Among the most frustrating home renovating tasks is aiming to eliminate an old linoleum or vinyl floor. Even when the linoleum is pulled off, things just worsen. Now you’re confronted with gobs of old glue that seem harder than meteorites all over the floor.
Suggestions for ways to remove vinyl flooring, old linoleum or glue
Before getting depressed while reading this article, remember that there are a couple of methods around this formidable task.
One common alternative to removing old linoleum or vinyl floors is to put a new one right over it. If the existing floor is still smooth or can be smoothed with a few spots of FixAll, then the brand-new floor can be laid directly on top of the old.
In many cases, a layer of 1/4-inch plywood is laid over the old floor to provide a smooth base and after that the brand-new resilient floor is laid on that. In still another strategy, the old floor is floated with a self-leveling concrete that has to do with 1/8-inch thick when dry. The brand-new floor is placed on that.
When including a new floor, especially when adding plywood or self-leveling concrete, consider that this procedure is going to raise your floor significantly. The most essential concern is that it will not link smoothly with the nearby floors. This height difference might journey the unwary, specifically guests or the senior. Also, you will not have the same clearance under the toe kicks and you might have an issue in the future moving out your dishwasher, fridge, or range.
Eliminating old linoleum or vinyl is generally rather difficult due to the fact that wood, a common subfloor, is porous, therefore taking in the adhesives. One reason the old glues should be completely gotten rid of is due to the fact that some older adhesives had oils in them that chemically respond with new vinyl to cause a yellow staining. A lot of service warranties on new vinyl do not cover this kind of failure.
Another factor the old adhesives must be gotten rid of if you’re installing vinyl stripping is since they can ultimately end up being fragile. If old glue breaks loose under brand-new vinyl, it can cause failures in the new floor covering. Additionally, any bumps or cracks in an old floor will quickly appear as bumps or fractures in your brand-new linoleum.
Property owners also have to be aware that asbestos was used in some old linoleum and flooring adhesives, specifically in those made in the 1970s and earlier. Removing this product includes a health danger. If in doubt about your resilient flooring, break a small piece from a corner or behind the refrigerator and take it to an asbestos abatement firm for screening. Wetting the vinyl as you break it off and putting it in a baggie will keep any possible asbestos fibers from flying around. Asbestos reduction firms can be found in the Yellow Pages.

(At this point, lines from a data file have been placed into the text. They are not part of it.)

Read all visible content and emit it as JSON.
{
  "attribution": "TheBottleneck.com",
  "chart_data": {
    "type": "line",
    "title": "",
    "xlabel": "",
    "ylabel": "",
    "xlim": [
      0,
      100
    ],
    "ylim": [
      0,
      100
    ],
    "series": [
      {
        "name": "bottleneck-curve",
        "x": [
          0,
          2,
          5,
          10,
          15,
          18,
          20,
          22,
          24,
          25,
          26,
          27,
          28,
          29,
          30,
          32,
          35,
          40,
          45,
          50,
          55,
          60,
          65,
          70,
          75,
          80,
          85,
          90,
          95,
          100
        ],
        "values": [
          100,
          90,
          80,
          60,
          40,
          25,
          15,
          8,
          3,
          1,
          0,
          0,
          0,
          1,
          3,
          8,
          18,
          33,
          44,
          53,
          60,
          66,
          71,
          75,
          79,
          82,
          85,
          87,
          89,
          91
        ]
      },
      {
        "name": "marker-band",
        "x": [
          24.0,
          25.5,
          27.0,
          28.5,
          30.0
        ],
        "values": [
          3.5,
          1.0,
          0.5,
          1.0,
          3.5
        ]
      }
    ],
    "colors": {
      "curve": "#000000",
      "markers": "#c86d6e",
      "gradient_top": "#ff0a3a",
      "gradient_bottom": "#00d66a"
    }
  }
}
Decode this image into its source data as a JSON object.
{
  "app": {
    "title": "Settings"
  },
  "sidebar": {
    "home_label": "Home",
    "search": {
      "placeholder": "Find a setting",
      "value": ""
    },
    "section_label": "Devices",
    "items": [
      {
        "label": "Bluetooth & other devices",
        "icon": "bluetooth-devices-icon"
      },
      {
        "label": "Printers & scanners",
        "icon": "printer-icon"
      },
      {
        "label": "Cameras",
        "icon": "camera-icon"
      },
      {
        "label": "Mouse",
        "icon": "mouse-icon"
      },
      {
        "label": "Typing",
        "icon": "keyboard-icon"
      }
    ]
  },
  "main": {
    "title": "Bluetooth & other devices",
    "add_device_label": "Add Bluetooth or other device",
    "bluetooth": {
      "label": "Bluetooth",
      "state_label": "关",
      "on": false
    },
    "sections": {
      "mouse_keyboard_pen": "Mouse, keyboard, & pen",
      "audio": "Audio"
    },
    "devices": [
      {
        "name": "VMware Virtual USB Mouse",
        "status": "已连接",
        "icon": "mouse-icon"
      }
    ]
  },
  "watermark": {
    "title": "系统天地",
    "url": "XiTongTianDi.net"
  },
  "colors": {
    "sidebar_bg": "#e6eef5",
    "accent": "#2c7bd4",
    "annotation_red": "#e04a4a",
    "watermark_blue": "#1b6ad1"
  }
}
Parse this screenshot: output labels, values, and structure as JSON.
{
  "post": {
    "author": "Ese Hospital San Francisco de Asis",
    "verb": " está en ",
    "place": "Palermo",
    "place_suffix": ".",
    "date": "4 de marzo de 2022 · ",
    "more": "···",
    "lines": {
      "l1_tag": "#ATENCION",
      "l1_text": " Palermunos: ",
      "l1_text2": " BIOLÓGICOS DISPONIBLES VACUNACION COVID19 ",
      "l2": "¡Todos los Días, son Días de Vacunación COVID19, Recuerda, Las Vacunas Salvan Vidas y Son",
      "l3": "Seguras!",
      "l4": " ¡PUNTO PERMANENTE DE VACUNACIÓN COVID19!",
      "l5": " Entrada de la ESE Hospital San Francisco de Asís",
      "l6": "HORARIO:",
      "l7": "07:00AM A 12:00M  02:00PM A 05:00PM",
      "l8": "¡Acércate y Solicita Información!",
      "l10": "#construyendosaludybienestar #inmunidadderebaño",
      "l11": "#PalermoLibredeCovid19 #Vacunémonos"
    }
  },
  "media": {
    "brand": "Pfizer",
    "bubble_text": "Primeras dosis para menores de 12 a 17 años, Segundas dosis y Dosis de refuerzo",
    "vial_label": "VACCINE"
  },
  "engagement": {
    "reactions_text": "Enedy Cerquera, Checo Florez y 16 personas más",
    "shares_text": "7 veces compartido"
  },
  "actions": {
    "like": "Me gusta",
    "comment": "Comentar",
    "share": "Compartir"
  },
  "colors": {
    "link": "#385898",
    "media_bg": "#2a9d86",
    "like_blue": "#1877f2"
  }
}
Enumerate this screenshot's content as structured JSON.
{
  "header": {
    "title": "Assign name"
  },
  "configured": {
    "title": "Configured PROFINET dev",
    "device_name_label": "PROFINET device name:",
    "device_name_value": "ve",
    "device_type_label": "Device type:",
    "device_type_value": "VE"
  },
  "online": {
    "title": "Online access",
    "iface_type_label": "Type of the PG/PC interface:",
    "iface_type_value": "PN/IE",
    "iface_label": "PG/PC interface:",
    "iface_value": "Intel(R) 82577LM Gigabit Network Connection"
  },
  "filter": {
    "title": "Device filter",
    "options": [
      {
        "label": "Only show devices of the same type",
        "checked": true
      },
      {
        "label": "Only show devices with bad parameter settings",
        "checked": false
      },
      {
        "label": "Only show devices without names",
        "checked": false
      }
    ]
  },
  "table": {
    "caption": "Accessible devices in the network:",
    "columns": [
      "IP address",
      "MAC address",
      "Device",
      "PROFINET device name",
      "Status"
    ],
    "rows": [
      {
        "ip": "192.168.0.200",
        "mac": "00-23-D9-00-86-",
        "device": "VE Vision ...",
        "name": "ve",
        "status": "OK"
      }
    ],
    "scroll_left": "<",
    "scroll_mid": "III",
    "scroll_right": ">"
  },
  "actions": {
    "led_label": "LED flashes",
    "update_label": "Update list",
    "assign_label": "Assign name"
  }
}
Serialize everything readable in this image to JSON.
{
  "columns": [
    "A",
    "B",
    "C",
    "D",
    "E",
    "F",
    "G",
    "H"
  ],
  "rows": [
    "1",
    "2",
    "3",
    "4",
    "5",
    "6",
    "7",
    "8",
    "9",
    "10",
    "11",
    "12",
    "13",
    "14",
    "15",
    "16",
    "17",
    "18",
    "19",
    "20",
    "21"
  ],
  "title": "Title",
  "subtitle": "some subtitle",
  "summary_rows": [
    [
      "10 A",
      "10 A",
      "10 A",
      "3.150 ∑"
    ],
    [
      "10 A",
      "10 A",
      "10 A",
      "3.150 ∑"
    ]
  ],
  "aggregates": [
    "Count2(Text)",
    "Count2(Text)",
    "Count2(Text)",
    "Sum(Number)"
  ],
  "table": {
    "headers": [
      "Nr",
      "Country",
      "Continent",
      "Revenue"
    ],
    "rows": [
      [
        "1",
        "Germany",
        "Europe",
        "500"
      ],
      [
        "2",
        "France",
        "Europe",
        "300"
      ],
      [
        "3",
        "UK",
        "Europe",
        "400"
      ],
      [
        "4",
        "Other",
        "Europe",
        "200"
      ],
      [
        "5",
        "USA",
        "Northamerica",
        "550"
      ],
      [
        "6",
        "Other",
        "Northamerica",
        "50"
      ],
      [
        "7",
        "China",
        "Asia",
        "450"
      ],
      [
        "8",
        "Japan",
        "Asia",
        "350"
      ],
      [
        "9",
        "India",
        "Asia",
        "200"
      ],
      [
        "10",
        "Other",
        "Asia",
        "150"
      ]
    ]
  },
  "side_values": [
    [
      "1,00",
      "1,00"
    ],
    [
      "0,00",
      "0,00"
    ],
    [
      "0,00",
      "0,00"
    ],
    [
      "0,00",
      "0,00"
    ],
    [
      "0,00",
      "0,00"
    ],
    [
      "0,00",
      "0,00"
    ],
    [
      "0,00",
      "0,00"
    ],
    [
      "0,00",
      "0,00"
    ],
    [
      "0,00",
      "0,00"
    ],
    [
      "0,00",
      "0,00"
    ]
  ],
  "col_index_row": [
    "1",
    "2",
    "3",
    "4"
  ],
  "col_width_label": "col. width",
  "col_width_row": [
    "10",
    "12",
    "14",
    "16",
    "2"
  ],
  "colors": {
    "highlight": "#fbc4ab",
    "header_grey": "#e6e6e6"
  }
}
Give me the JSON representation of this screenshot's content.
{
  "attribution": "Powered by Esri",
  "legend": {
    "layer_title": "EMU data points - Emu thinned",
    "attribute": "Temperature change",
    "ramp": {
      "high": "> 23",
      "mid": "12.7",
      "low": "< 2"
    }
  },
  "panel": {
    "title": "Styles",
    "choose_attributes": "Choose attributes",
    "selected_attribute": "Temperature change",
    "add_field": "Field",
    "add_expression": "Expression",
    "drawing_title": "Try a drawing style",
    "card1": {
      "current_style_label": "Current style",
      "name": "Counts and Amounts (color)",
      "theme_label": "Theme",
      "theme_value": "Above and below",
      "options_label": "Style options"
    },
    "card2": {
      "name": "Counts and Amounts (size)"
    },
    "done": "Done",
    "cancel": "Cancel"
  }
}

If asbestos is not present in your flooring, below are three methods you can remove it yourself, depending on the subfloor.
How to Remove Vinyl Floors | Watch video!
With a plywood subfloor, you have two choices: a) scrape away the linoleum or vinyl and glue or b) simply eliminated the subfloor and linoleum or vinyl flooring as one piece.
To get rid of old resilient flooring, first cut it into parallel strips about 6 inches large with an energy knife. Utilize a hammer to tap a stiff putty knife or brick chisel under the linoleum to break it loose. Pull the linoleum up in strips to expose the support or the glue. Once the surface layer is gone, utilize a paint scraper to get rid of the glue. You can likewise make use of a heat weapon to soften the glue as you scrape it away with the paint scraper. Some old linoleum has tar-based adhesive, which can be softened by applying mineral spirits.
To get rid of the linoleum and subfloor together, drill a hole through the floor to figure out how thick the plywood is. Set the saw blade to cut simply 1/8 inch deeper and remove an area of flooring on one side of the space. To cut flush versus the walls, make use of a mutual saw, but take care you do not cut the floor joists. Cut the floor into workable areas about 3 or 4 feet long as you remain to remove it. When setting the new subfloor, nail crosspieces between the joists to support adjacent plywood subfloor edges, specifically if the old floor was tongue and groove plywood.
It’s not unusual to find a perfectly great (or exactly what used to be) hardwood floor under linoleum or vinyl. Peel away enough covering in a corner till you can judge which way the flooring runs. Cut through the vinyl in about 6-inch-wide strips in the same direction the floor goes to decrease any possibilities of cutting across the grain. Set the energy knife blade just deep enough to obtain through the linoleum or vinyl. Heat the linoleum with a heat weapon and after that pry it and the glue up while the glue is still soft. Scrape away as much of the glue as you can while bewaring not to gouge the floor. When you have cleaned the floor as well as possible, sand away any remaining glue and refinish the floor.
If you are having problem choosing between hardwood and carpeting flooring, see how they compare.
This is probably the easiest kind of subfloor to obtain linoleum or vinyl off of, however it’s still no picnic. Once again, it’s the very same procedure of cutting the flooring into strips, heating it with a heat gun to soften it, and then pulling it off. The remaining glue can be scraped with a floor scraper or drenched over night with water and dish soap, which assists soften the glue.
As you battle with your old flooring, simply keep thinking great thoughts and advising yourself that you and your house will both be better for it when you’re completed.